◆ **YOUR TASK**
All of the data below is to be printed again exactly.

Web page and app entries:
##########

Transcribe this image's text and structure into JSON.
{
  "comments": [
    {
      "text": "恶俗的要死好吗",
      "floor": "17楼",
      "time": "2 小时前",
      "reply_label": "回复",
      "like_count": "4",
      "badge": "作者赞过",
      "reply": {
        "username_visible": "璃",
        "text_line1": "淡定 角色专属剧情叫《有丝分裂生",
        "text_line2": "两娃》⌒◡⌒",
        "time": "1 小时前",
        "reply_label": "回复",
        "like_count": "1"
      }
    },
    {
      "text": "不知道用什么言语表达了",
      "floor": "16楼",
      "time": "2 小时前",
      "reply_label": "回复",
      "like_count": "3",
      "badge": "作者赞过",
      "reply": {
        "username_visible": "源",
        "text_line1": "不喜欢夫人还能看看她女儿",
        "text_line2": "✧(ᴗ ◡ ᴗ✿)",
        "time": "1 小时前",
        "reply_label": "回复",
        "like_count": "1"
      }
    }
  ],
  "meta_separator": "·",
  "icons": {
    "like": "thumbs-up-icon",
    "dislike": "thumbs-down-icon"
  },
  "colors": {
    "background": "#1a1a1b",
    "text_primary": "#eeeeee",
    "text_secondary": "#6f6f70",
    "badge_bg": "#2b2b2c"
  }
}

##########

◆ **ANSWER BELOW**
Transcribe this image's text and structure into JSON.
{
  "comments": [
    {
      "text": "恶俗的要死好吗",
      "floor": "17楼",
      "time": "2 小时前",
      "reply_label": "回复",
      "like_count": "4",
      "badge": "作者赞过",
      "reply": {
        "username_visible": "璃",
        "text_line1": "淡定 角色专属剧情叫《有丝分裂生",
        "text_line2": "两娃》⌒◡⌒",
        "time": "1 小时前",
        "reply_label": "回复",
        "like_count": "1"
      }
    },
    {
      "text": "不知道用什么言语表达了",
      "floor": "16楼",
      "time": "2 小时前",
      "reply_label": "回复",
      "like_count": "3",
      "badge": "作者赞过",
      "reply": {
        "username_visible": "源",
        "text_line1": "不喜欢夫人还能看看她女儿",
        "text_line2": "✧(ᴗ ◡ ᴗ✿)",
        "time": "1 小时前",
        "reply_label": "回复",
        "like_count": "1"
      }
    }
  ],
  "meta_separator": "·",
  "icons": {
    "like": "thumbs-up-icon",
    "dislike": "thumbs-down-icon"
  },
  "colors": {
    "background": "#1a1a1b",
    "text_primary": "#eeeeee",
    "text_secondary": "#6f6f70",
    "badge_bg": "#2b2b2c"
  }
}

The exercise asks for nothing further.